Image: Patented device measures temperature and other vital parameters of the ear canal (Photo courtesy of Eurac Research)
In emergency situations, such as when the victim is suspected to be hypothermic, it is essential to know their core temperatures as accurately as possible for proper triage, but this information is not always easy to obtain – current thermometers are not accurate enough, especially in raw environmental conditions, and the probes used in hospitals, for example the esophagus, usually cannot be inserted into the field. In addition, victims are often uncooperative, the spaces are uncomfortable and the equipment one can wear is very limited, such as during a rescue operation with a helicopter or the scene of a car accident. Now a patented, space-saving, non-invasive and easy-to-use instrument that measures core temperature, oxygen saturation and heart rate from the ear canal could provide a solution to this problem.

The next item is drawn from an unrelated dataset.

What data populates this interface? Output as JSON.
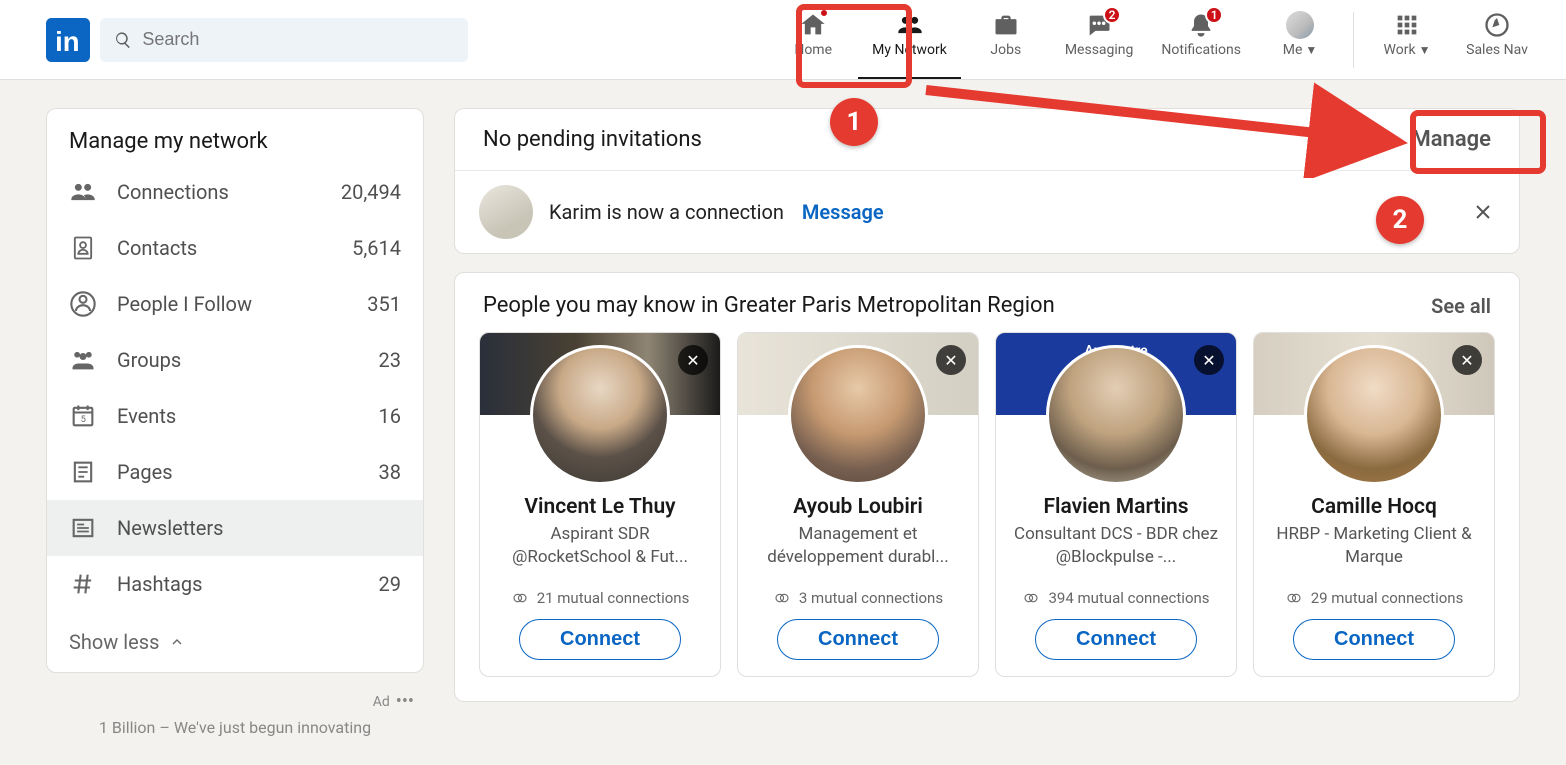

Eurac Research (Bolzano, Italy) has devised MedSENS – an instrument that looks like a headset for listening to music and uses sensors placed in the external ear canal to measure various vital parameters. MedSENS consists of an earplug-sized probe containing innovative measurement sensors; the rescuer pushes it into the victim’s ear, then covers it with an outer ear cushion that insulates against heat and cold and features a small screen that displays the measured values in real time. In addition to body temperature, MedSENS also measures heart rate and oxygen saturation, providing a complete picture of essential vital parameters. The data can then be sent wirelessly to any other device connected by rescue teams.
The instrument has been tested for over a year and has undergone numerous adjustments. In the terraXcube extreme environment simulator, two rounds of experiments took place with a total of 40 people. During simulations of interventions between -10 and 20 °C, rescuers had to use the device; the ‘victims’ were monitored by both MedSENS and a traditional esophageal tube previously inserted into the ambulatory.
“Our tests had a dual purpose,” explains Alessandro Micarelli, an otolaryngologist and researcher at Eurac Research. “On the one hand to test whether the use of the instrument was easy, even with, for example, hands that were suffering from the biting cold; on the other to check whether the MedSENS readings matched those of the previously placed depth probes.”
“Thanks to the experience of some of us in mountain rescue and emergency services, we knew we wanted a non-invasive and easy-to-use instrument that combined temperature measurement with oxygen saturation measurement,” said Michela Masè, a physicist and researcher at Eurac Research. “There are already devices on the market that can be inserted into the ear, but they are too sensitive to external temperatures and therefore not reliable, so that’s where we started.”